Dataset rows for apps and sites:
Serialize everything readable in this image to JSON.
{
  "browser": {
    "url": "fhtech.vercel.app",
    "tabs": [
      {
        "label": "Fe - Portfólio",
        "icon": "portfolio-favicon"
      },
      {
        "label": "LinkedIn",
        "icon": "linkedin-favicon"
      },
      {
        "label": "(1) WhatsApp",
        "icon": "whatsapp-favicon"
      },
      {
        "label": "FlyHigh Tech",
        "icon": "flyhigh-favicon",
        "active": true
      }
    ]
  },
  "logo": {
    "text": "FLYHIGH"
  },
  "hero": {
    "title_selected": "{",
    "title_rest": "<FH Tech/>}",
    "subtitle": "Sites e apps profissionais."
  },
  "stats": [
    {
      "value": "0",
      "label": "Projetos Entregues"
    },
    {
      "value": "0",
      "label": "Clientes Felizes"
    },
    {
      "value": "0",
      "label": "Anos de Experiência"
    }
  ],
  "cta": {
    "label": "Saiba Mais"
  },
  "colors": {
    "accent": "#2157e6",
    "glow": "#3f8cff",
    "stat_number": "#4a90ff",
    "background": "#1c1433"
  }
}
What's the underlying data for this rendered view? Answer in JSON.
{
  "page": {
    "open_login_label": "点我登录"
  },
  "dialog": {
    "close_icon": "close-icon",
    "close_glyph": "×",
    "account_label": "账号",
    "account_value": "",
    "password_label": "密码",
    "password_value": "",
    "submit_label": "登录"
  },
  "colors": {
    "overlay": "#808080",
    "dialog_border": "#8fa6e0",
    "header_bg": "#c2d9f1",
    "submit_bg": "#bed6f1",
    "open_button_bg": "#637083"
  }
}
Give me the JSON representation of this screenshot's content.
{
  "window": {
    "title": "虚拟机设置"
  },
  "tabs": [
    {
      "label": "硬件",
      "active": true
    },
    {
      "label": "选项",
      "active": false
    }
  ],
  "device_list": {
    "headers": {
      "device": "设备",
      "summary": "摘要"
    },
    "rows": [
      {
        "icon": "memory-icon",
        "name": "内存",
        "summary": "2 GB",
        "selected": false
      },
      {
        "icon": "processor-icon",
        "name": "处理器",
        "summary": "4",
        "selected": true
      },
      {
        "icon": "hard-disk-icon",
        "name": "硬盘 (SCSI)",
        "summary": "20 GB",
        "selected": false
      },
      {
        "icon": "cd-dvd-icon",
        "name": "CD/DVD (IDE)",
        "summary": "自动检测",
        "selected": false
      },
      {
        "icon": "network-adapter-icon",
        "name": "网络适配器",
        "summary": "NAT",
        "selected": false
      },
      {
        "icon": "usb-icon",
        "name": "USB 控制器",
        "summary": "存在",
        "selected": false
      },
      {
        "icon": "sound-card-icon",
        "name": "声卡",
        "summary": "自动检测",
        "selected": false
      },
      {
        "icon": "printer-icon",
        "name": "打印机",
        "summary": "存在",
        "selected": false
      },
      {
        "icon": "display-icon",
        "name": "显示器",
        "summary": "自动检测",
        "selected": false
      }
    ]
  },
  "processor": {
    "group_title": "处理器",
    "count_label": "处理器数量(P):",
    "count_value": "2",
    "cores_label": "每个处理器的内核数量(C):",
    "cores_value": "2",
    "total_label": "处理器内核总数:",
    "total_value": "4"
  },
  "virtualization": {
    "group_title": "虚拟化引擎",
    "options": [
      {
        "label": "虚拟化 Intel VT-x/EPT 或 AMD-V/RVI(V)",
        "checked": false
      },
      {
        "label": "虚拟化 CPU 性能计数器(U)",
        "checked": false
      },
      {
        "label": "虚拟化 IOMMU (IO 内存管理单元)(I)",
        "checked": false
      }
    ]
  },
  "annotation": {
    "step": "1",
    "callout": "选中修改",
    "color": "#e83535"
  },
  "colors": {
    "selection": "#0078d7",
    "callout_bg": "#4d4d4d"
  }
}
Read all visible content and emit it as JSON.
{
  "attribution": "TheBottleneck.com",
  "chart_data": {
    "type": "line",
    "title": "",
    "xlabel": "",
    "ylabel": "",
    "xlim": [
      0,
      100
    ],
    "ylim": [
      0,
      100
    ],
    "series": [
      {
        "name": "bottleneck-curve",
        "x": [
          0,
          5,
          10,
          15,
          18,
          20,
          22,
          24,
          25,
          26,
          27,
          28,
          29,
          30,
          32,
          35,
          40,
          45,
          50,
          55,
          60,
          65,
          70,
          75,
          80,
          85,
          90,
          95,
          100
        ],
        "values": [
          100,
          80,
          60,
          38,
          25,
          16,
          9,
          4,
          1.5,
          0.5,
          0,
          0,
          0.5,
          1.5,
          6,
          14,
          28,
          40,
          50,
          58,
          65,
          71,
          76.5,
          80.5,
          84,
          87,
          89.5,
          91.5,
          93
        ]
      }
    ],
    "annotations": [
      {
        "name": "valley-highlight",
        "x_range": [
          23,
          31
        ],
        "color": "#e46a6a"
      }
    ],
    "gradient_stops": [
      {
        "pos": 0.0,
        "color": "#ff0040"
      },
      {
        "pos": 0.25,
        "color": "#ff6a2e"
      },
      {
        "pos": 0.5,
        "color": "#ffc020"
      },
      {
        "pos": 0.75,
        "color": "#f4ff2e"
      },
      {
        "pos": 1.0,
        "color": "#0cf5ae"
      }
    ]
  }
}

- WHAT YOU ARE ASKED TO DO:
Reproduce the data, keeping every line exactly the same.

- TASK RESULT:
Serialize everything readable in this image to JSON.
{
  "browser": {
    "url": "fhtech.vercel.app",
    "tabs": [
      {
        "label": "Fe - Portfólio",
        "icon": "portfolio-favicon"
      },
      {
        "label": "LinkedIn",
        "icon": "linkedin-favicon"
      },
      {
        "label": "(1) WhatsApp",
        "icon": "whatsapp-favicon"
      },
      {
        "label": "FlyHigh Tech",
        "icon": "flyhigh-favicon",
        "active": true
      }
    ]
  },
  "logo": {
    "text": "FLYHIGH"
  },
  "hero": {
    "title_selected": "{",
    "title_rest": "<FH Tech/>}",
    "subtitle": "Sites e apps profissionais."
  },
  "stats": [
    {
      "value": "0",
      "label": "Projetos Entregues"
    },
    {
      "value": "0",
      "label": "Clientes Felizes"
    },
    {
      "value": "0",
      "label": "Anos de Experiência"
    }
  ],
  "cta": {
    "label": "Saiba Mais"
  },
  "colors": {
    "accent": "#2157e6",
    "glow": "#3f8cff",
    "stat_number": "#4a90ff",
    "background": "#1c1433"
  }
}
What's the underlying data for this rendered view? Answer in JSON.
{
  "page": {
    "open_login_label": "点我登录"
  },
  "dialog": {
    "close_icon": "close-icon",
    "close_glyph": "×",
    "account_label": "账号",
    "account_value": "",
    "password_label": "密码",
    "password_value": "",
    "submit_label": "登录"
  },
  "colors": {
    "overlay": "#808080",
    "dialog_border": "#8fa6e0",
    "header_bg": "#c2d9f1",
    "submit_bg": "#bed6f1",
    "open_button_bg": "#637083"
  }
}
Give me the JSON representation of this screenshot's content.
{
  "window": {
    "title": "虚拟机设置"
  },
  "tabs": [
    {
      "label": "硬件",
      "active": true
    },
    {
      "label": "选项",
      "active": false
    }
  ],
  "device_list": {
    "headers": {
      "device": "设备",
      "summary": "摘要"
    },
    "rows": [
      {
        "icon": "memory-icon",
        "name": "内存",
        "summary": "2 GB",
        "selected": false
      },
      {
        "icon": "processor-icon",
        "name": "处理器",
        "summary": "4",
        "selected": true
      },
      {
        "icon": "hard-disk-icon",
        "name": "硬盘 (SCSI)",
        "summary": "20 GB",
        "selected": false
      },
      {
        "icon": "cd-dvd-icon",
        "name": "CD/DVD (IDE)",
        "summary": "自动检测",
        "selected": false
      },
      {
        "icon": "network-adapter-icon",
        "name": "网络适配器",
        "summary": "NAT",
        "selected": false
      },
      {
        "icon": "usb-icon",
        "name": "USB 控制器",
        "summary": "存在",
        "selected": false
      },
      {
        "icon": "sound-card-icon",
        "name": "声卡",
        "summary": "自动检测",
        "selected": false
      },
      {
        "icon": "printer-icon",
        "name": "打印机",
        "summary": "存在",
        "selected": false
      },
      {
        "icon": "display-icon",
        "name": "显示器",
        "summary": "自动检测",
        "selected": false
      }
    ]
  },
  "processor": {
    "group_title": "处理器",
    "count_label": "处理器数量(P):",
    "count_value": "2",
    "cores_label": "每个处理器的内核数量(C):",
    "cores_value": "2",
    "total_label": "处理器内核总数:",
    "total_value": "4"
  },
  "virtualization": {
    "group_title": "虚拟化引擎",
    "options": [
      {
        "label": "虚拟化 Intel VT-x/EPT 或 AMD-V/RVI(V)",
        "checked": false
      },
      {
        "label": "虚拟化 CPU 性能计数器(U)",
        "checked": false
      },
      {
        "label": "虚拟化 IOMMU (IO 内存管理单元)(I)",
        "checked": false
      }
    ]
  },
  "annotation": {
    "step": "1",
    "callout": "选中修改",
    "color": "#e83535"
  },
  "colors": {
    "selection": "#0078d7",
    "callout_bg": "#4d4d4d"
  }
}
Read all visible content and emit it as JSON.
{
  "attribution": "TheBottleneck.com",
  "chart_data": {
    "type": "line",
    "title": "",
    "xlabel": "",
    "ylabel": "",
    "xlim": [
      0,
      100
    ],
    "ylim": [
      0,
      100
    ],
    "series": [
      {
        "name": "bottleneck-curve",
        "x": [
          0,
          5,
          10,
          15,
          18,
          20,
          22,
          24,
          25,
          26,
          27,
          28,
          29,
          30,
          32,
          35,
          40,
          45,
          50,
          55,
          60,
          65,
          70,
          75,
          80,
          85,
          90,
          95,
          100
        ],
        "values": [
          100,
          80,
          60,
          38,
          25,
          16,
          9,
          4,
          1.5,
          0.5,
          0,
          0,
          0.5,
          1.5,
          6,
          14,
          28,
          40,
          50,
          58,
          65,
          71,
          76.5,
          80.5,
          84,
          87,
          89.5,
          91.5,
          93
        ]
      }
    ],
    "annotations": [
      {
        "name": "valley-highlight",
        "x_range": [
          23,
          31
        ],
        "color": "#e46a6a"
      }
    ],
    "gradient_stops": [
      {
        "pos": 0.0,
        "color": "#ff0040"
      },
      {
        "pos": 0.25,
        "color": "#ff6a2e"
      },
      {
        "pos": 0.5,
        "color": "#ffc020"
      },
      {
        "pos": 0.75,
        "color": "#f4ff2e"
      },
      {
        "pos": 1.0,
        "color": "#0cf5ae"
      }
    ]
  }
}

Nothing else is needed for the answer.